Task item:
Every line of the material that includes the word "label" is to be shown.
:::::
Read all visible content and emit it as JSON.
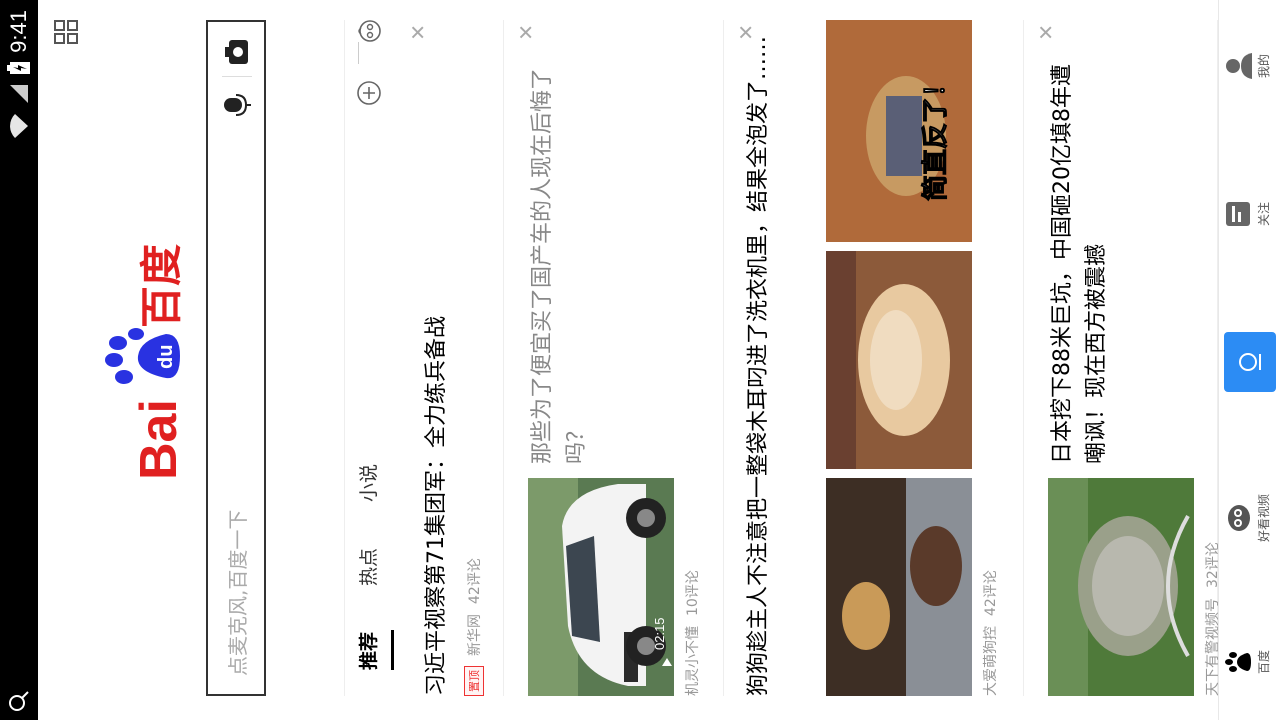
{
  "status_bar": {
    "time": "9:41"
  },
  "search": {
    "placeholder": "点麦克风,百度一下"
  },
  "logo": {
    "text_left": "Bai",
    "text_du": "du",
    "text_cn": "百度"
  },
  "tabs": [
    {
      "label": "推荐",
      "active": true
    },
    {
      "label": "热点",
      "active": false
    },
    {
      "label": "小说",
      "active": false
    }
  ],
  "feed": [
    {
      "title": "习近平视察第71集团军：全力练兵备战",
      "badge": "置顶",
      "source": "新华网",
      "comments": "42评论"
    },
    {
      "title": "那些为了便宜买了国产车的人现在后悔了吗？",
      "duration": "02:15",
      "source": "机灵小不懂",
      "comments": "10评论"
    },
    {
      "title": "狗狗趁主人不注意把一整袋木耳叼进了洗衣机里，结果全泡发了……",
      "image_caption": "简直反了！",
      "source": "大爱萌狗控",
      "comments": "42评论"
    },
    {
      "title": "日本挖下88米巨坑，中国砸20亿填8年遭嘲讽！现在西方被震撼",
      "source": "天下有警视频号",
      "comments": "32评论"
    }
  ],
  "bottom_nav": [
    {
      "label": "百度",
      "icon": "paw-icon"
    },
    {
      "label": "好看视频",
      "icon": "video-face-icon"
    },
    {
      "label": "",
      "icon": "voice-search-icon"
    },
    {
      "label": "关注",
      "icon": "follow-icon"
    },
    {
      "label": "我的",
      "icon": "user-icon"
    }
  ],
  "colors": {
    "brand_red": "#e02020",
    "brand_blue": "#2932e1",
    "voice_blue": "#2c8cf4"
  }
}
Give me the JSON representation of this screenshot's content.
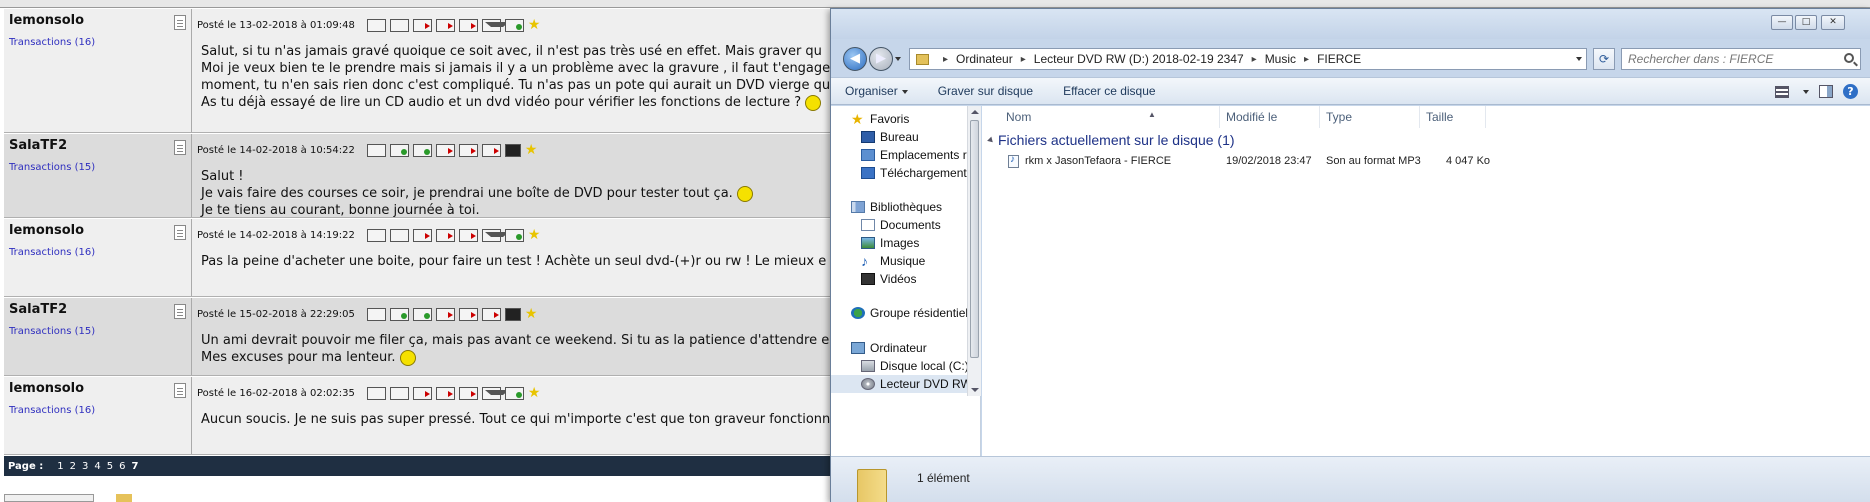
{
  "forum": {
    "posts": [
      {
        "author": "lemonsolo",
        "transactions": "Transactions (16)",
        "date": "Posté le 13-02-2018 à 01:09:48",
        "lines": [
          "Salut, si tu n'as jamais gravé quoique ce soit avec, il n'est pas très usé en effet. Mais graver qu",
          "Moi je veux bien te le prendre mais si jamais il y a un problème avec la gravure , il faut t'engage",
          "moment, tu n'en sais rien donc c'est compliqué. Tu n'as pas un pote qui aurait un DVD vierge qu",
          "As tu déjà essayé de lire un CD audio et un dvd vidéo pour vérifier les fonctions de lecture ?"
        ]
      },
      {
        "author": "SalaTF2",
        "transactions": "Transactions (15)",
        "date": "Posté le 14-02-2018 à 10:54:22",
        "lines": [
          "Salut !",
          "Je vais faire des courses ce soir, je prendrai une boîte de DVD pour tester tout ça.",
          "Je te tiens au courant, bonne journée à toi."
        ]
      },
      {
        "author": "lemonsolo",
        "transactions": "Transactions (16)",
        "date": "Posté le 14-02-2018 à 14:19:22",
        "lines": [
          "Pas la peine d'acheter une boite, pour faire un test ! Achète un seul dvd-(+)r ou rw  ! Le mieux e"
        ]
      },
      {
        "author": "SalaTF2",
        "transactions": "Transactions (15)",
        "date": "Posté le 15-02-2018 à 22:29:05",
        "lines": [
          "Un ami devrait pouvoir me filer ça, mais pas avant ce weekend. Si tu as la patience d'attendre e",
          "Mes excuses pour ma lenteur."
        ]
      },
      {
        "author": "lemonsolo",
        "transactions": "Transactions (16)",
        "date": "Posté le 16-02-2018 à 02:02:35",
        "lines": [
          "Aucun soucis. Je ne suis pas super pressé. Tout ce qui m'importe c'est que ton graveur fonctionn"
        ]
      }
    ],
    "pagination": {
      "label": "Page :",
      "pages": [
        "1",
        "2",
        "3",
        "4",
        "5",
        "6",
        "7"
      ]
    }
  },
  "explorer": {
    "window_buttons": {
      "minimize": "—",
      "maximize": "□",
      "close": "✕"
    },
    "breadcrumb": [
      "Ordinateur",
      "Lecteur DVD RW (D:) 2018-02-19 2347",
      "Music",
      "FIERCE"
    ],
    "breadcrumb_separator": "▸",
    "search_placeholder": "Rechercher dans : FIERCE",
    "toolbar": {
      "organize": "Organiser",
      "burn": "Graver sur disque",
      "erase": "Effacer ce disque"
    },
    "nav": {
      "favorites": "Favoris",
      "desktop": "Bureau",
      "recent_places": "Emplacements ré",
      "downloads": "Téléchargements",
      "libraries": "Bibliothèques",
      "documents": "Documents",
      "images": "Images",
      "music": "Musique",
      "videos": "Vidéos",
      "homegroup": "Groupe résidentiel",
      "computer": "Ordinateur",
      "local_disk": "Disque local (C:)",
      "dvd_drive": "Lecteur DVD RW"
    },
    "columns": {
      "name": "Nom",
      "modified": "Modifié le",
      "type": "Type",
      "size": "Taille"
    },
    "group_header": "Fichiers actuellement sur le disque (1)",
    "files": [
      {
        "name": "rkm x JasonTefaora - FIERCE",
        "modified": "19/02/2018 23:47",
        "type": "Son au format MP3",
        "size": "4 047 Ko"
      }
    ],
    "status": "1 élément"
  }
}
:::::
Solution for this task:
      "label": "推荐",
      "label": "热点",
      "label": "小说",
      "label": "百度",
      "label": "好看视频",
      "label": "",
      "label": "关注",
      "label": "我的",
      "label": "Page :",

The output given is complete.